_What the exercise asks_
Please read the records below and return each line holding the string "Overlay".

_Dataset extract_
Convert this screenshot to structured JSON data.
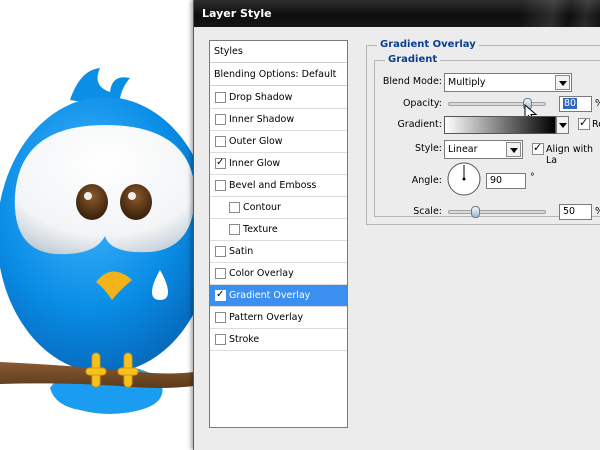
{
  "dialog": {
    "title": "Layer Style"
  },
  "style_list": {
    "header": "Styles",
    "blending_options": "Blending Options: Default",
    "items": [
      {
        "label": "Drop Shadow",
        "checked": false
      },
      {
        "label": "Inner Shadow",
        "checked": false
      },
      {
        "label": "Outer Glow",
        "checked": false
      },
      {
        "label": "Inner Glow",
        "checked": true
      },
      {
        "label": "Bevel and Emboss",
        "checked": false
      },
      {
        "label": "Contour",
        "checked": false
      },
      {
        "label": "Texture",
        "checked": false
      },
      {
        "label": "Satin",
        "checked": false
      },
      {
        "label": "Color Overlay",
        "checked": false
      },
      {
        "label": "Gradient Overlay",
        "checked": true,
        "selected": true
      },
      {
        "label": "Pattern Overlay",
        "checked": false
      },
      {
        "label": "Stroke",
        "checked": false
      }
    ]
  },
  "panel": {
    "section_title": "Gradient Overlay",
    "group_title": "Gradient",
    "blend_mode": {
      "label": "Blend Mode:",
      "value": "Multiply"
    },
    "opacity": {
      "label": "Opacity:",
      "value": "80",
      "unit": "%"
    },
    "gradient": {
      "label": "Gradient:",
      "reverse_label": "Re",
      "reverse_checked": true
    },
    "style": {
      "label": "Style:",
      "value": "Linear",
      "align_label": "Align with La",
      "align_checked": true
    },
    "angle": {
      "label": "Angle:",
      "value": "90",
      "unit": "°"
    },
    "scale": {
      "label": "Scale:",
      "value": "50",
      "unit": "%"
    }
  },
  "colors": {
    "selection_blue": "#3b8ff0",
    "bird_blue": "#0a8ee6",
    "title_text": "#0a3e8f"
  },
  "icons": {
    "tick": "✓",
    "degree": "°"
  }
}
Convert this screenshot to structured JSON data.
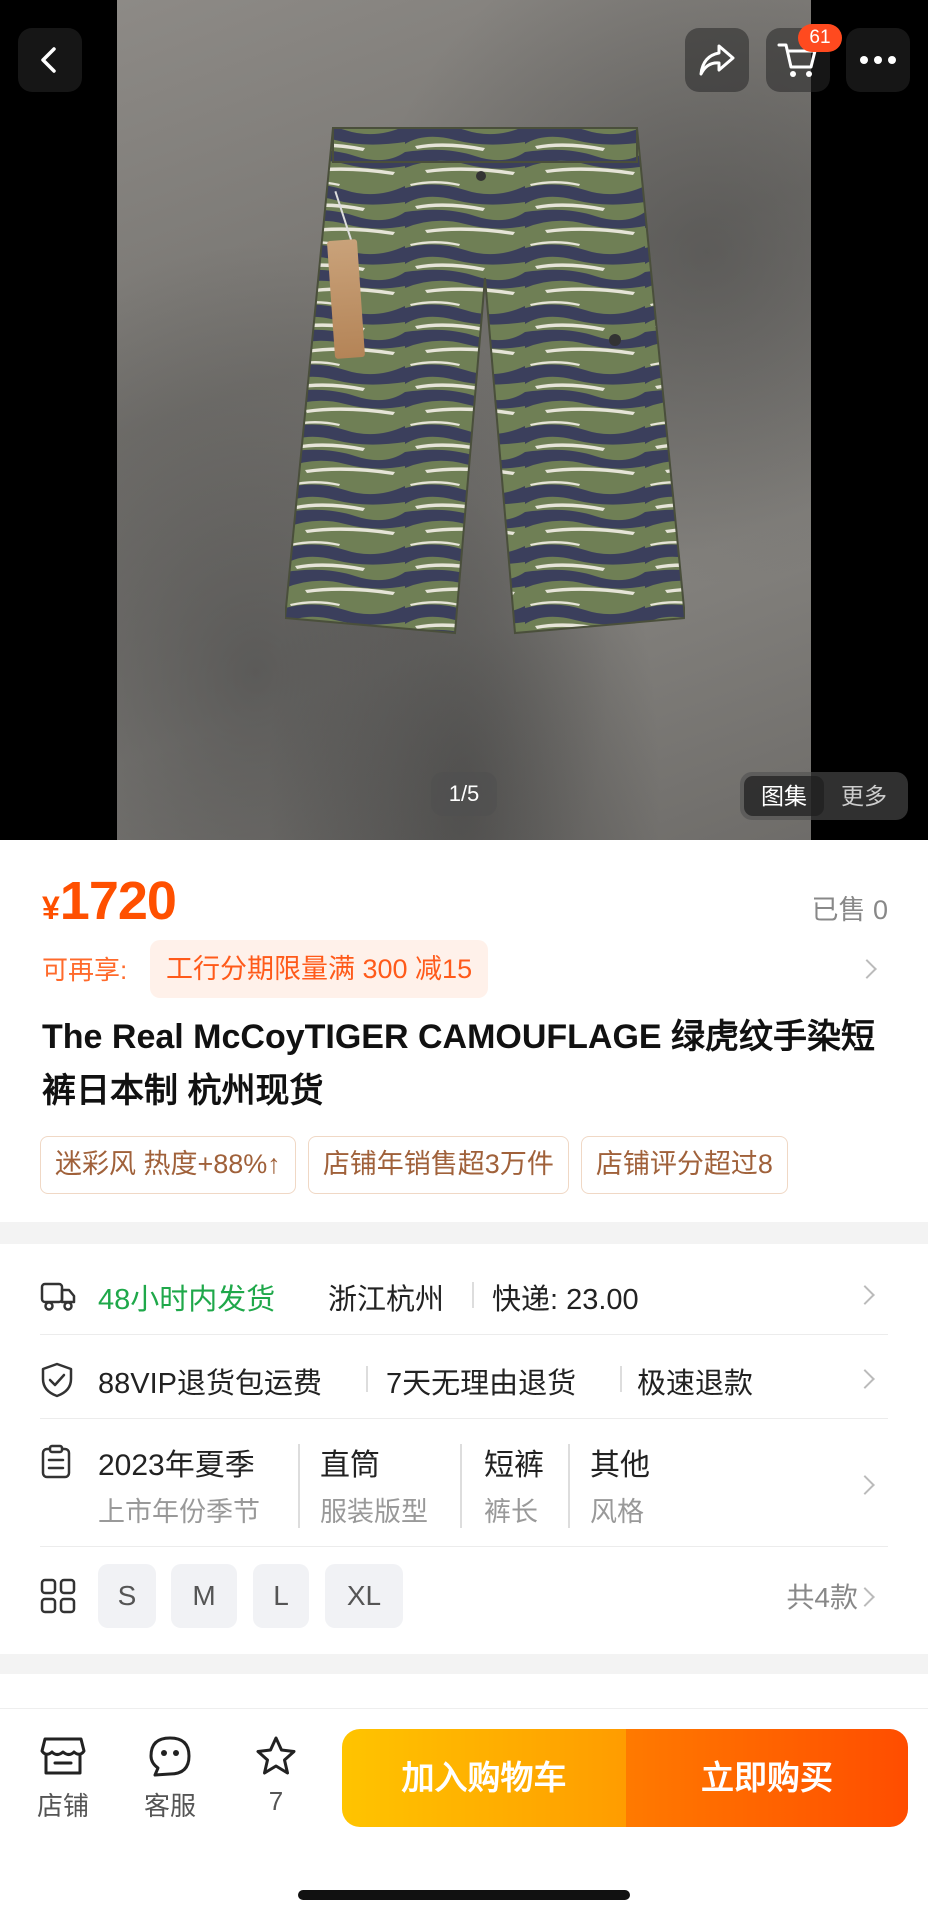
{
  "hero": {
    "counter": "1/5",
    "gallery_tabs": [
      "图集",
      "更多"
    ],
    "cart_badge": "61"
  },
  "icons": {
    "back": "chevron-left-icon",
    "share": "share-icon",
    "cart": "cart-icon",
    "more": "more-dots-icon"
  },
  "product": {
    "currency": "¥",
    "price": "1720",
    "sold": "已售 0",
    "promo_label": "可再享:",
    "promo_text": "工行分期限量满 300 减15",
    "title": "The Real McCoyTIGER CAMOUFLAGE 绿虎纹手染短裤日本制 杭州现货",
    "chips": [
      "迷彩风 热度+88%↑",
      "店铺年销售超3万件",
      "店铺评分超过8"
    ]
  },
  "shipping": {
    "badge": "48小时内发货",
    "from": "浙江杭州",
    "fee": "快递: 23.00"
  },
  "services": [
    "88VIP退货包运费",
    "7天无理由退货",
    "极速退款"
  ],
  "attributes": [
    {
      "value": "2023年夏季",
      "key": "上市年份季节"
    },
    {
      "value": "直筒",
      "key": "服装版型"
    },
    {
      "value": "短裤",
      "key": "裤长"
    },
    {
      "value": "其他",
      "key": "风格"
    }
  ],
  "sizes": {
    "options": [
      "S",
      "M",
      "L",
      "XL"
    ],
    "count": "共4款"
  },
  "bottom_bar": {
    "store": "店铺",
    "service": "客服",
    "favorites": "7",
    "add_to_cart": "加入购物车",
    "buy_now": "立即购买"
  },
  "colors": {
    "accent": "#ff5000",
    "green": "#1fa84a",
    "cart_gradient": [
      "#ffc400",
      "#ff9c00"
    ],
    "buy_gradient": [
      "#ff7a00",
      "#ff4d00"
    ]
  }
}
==
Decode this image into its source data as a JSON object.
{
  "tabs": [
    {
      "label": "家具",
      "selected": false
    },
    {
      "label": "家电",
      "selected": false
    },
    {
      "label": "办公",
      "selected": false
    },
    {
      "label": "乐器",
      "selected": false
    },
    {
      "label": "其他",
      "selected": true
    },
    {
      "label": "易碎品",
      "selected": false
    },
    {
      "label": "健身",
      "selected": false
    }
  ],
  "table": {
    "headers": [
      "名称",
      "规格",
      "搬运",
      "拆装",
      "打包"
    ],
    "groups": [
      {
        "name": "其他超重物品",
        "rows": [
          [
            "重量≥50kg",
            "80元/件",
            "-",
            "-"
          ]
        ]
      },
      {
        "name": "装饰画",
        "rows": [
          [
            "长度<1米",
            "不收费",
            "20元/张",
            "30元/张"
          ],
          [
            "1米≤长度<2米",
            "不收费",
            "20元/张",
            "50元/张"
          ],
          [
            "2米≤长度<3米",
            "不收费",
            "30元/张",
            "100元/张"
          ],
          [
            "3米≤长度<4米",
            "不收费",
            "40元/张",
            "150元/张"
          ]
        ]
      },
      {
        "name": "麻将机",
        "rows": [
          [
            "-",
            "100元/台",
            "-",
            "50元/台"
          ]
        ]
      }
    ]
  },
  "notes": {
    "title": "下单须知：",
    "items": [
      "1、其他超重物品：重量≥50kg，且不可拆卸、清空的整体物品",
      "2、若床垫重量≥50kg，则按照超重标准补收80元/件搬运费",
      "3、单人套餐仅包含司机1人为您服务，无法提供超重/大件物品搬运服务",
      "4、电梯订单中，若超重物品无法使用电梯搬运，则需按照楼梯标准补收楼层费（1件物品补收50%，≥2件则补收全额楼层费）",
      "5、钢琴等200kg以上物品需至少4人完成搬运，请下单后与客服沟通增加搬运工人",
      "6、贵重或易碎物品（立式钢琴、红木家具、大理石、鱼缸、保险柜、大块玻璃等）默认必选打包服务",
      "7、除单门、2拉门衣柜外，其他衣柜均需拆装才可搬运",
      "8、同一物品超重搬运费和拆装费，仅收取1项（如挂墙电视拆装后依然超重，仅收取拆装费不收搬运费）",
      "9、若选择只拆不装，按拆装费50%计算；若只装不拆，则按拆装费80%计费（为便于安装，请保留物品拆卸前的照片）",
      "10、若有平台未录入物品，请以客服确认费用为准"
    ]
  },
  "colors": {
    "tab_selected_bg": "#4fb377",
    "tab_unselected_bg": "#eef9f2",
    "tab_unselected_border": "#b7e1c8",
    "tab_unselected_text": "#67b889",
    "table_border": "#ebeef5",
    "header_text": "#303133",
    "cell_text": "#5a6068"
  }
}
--
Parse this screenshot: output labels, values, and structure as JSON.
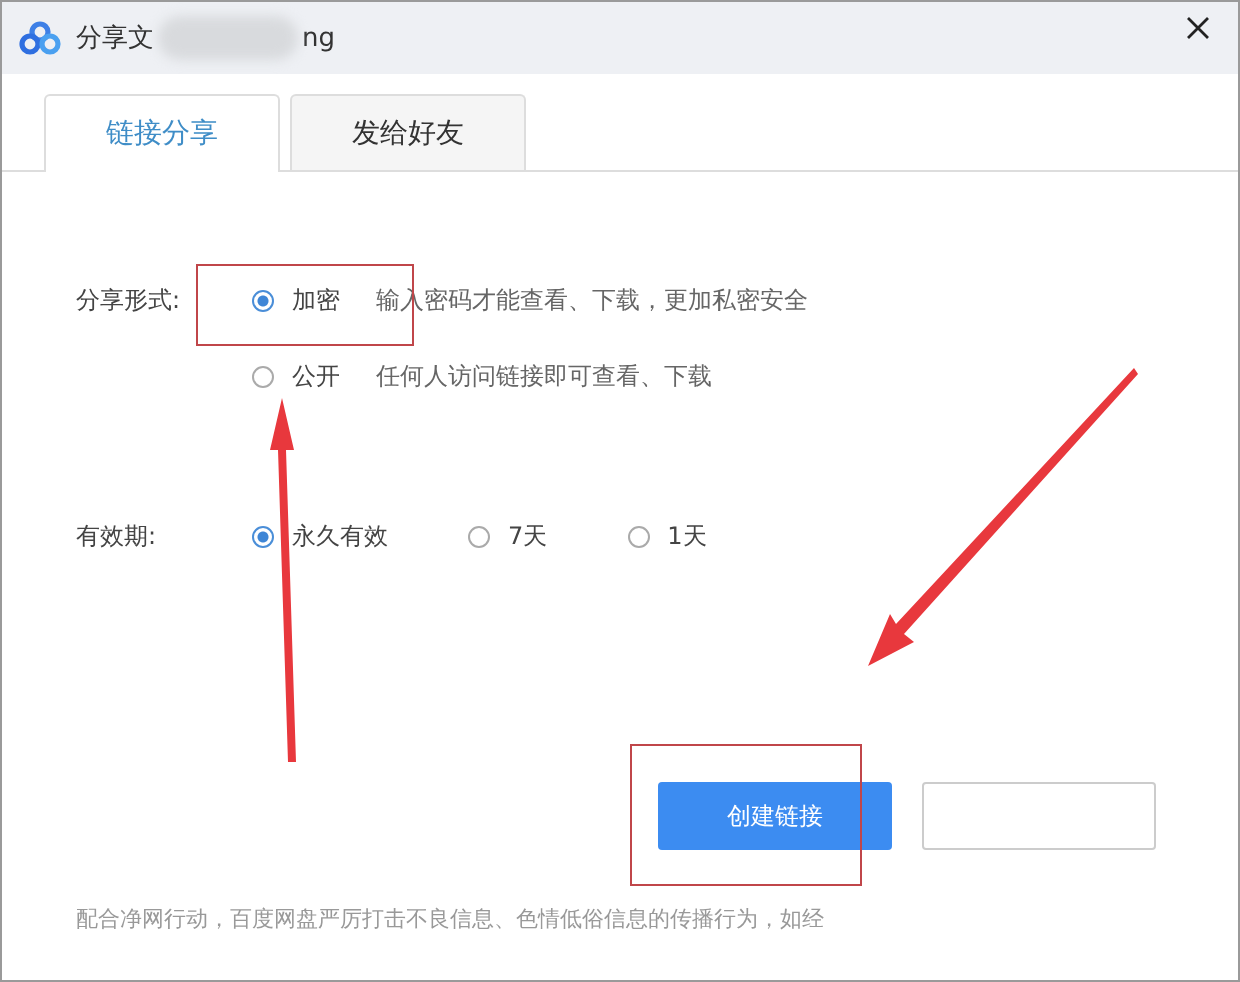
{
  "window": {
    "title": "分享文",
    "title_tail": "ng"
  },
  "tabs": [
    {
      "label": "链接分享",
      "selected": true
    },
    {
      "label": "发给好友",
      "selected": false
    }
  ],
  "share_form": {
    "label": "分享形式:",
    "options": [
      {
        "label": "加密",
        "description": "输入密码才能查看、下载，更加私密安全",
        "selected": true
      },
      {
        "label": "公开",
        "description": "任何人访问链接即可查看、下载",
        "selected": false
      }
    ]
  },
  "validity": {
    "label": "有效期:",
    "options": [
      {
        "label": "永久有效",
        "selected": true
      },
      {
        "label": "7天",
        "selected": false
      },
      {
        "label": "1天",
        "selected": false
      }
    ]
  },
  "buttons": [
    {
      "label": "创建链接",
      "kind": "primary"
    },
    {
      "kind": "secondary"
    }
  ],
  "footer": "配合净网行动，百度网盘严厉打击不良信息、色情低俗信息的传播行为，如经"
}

_Task result_
        "label": "Color Overlay",
        "label": "Gradient Overlay",
        "label": "Pattern Overlay",
    "section_title": "Gradient Overlay",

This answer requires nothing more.